(Page and application data records)
....................
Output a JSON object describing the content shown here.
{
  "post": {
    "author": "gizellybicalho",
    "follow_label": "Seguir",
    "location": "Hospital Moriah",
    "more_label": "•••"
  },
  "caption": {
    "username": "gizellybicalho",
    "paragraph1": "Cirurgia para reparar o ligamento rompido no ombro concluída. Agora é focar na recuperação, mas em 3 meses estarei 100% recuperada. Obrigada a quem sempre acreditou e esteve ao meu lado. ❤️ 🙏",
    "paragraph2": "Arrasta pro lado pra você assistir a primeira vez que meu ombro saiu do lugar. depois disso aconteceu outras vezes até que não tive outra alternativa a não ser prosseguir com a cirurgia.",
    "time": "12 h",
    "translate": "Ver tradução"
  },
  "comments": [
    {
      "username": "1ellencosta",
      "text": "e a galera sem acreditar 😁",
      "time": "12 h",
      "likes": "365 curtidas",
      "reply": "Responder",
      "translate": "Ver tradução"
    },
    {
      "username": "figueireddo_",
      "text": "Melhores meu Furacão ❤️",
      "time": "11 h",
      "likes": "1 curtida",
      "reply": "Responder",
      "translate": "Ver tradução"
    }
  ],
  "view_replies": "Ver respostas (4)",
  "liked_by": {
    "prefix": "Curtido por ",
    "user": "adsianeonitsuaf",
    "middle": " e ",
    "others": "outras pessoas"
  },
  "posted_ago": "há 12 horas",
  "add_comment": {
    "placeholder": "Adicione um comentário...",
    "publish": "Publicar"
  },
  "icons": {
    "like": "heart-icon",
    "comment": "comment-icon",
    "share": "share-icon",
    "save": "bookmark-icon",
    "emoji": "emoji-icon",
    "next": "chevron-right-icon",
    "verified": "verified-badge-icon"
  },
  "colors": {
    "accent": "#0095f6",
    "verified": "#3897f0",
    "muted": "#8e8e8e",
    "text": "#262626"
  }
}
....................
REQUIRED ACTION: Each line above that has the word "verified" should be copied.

REPLY:
    "verified": "verified-badge-icon"
    "verified": "#3897f0",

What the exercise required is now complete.